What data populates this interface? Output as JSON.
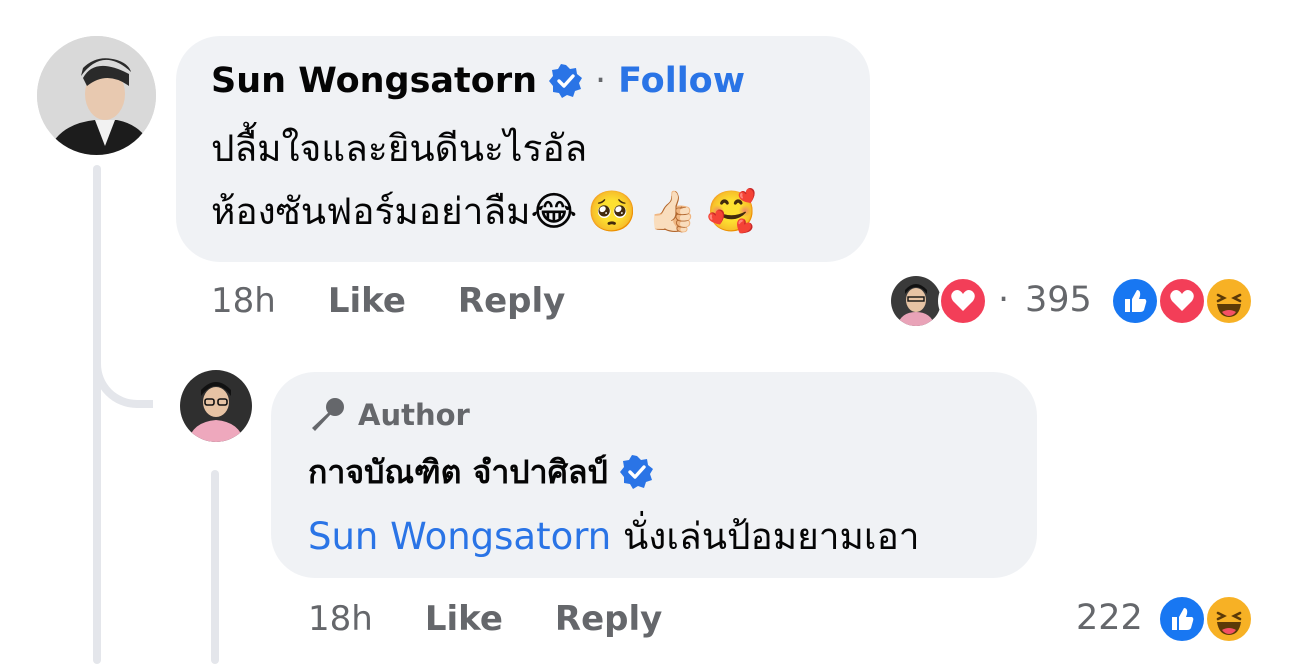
{
  "comment": {
    "author_name": "Sun Wongsatorn",
    "follow_label": "Follow",
    "separator": "·",
    "text_line1": "ปลื้มใจและยินดีนะไรอัล",
    "text_line2": "ห้องซันฟอร์มอย่าลืม",
    "emojis": [
      "😂",
      "🥺",
      "👍🏻",
      "🥰"
    ],
    "time": "18h",
    "like_label": "Like",
    "reply_label": "Reply",
    "reaction_separator": "·",
    "reaction_count": "395",
    "reactions": [
      "like",
      "love",
      "haha"
    ]
  },
  "reply": {
    "badge_label": "Author",
    "author_name": "กาจบัณฑิต จำปาศิลป์",
    "mention": "Sun Wongsatorn",
    "text": " นั่งเล่นป้อมยามเอา",
    "time": "18h",
    "like_label": "Like",
    "reply_label": "Reply",
    "reaction_count": "222",
    "reactions": [
      "like",
      "haha"
    ]
  },
  "colors": {
    "accent": "#2a74e6",
    "bubble": "#f0f2f5",
    "muted": "#65676b",
    "like": "#1877f2",
    "love": "#f33e58",
    "haha": "#f7b125"
  }
}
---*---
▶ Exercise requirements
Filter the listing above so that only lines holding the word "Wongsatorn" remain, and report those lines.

▶ Reply
    "author_name": "Sun Wongsatorn",
    "mention": "Sun Wongsatorn",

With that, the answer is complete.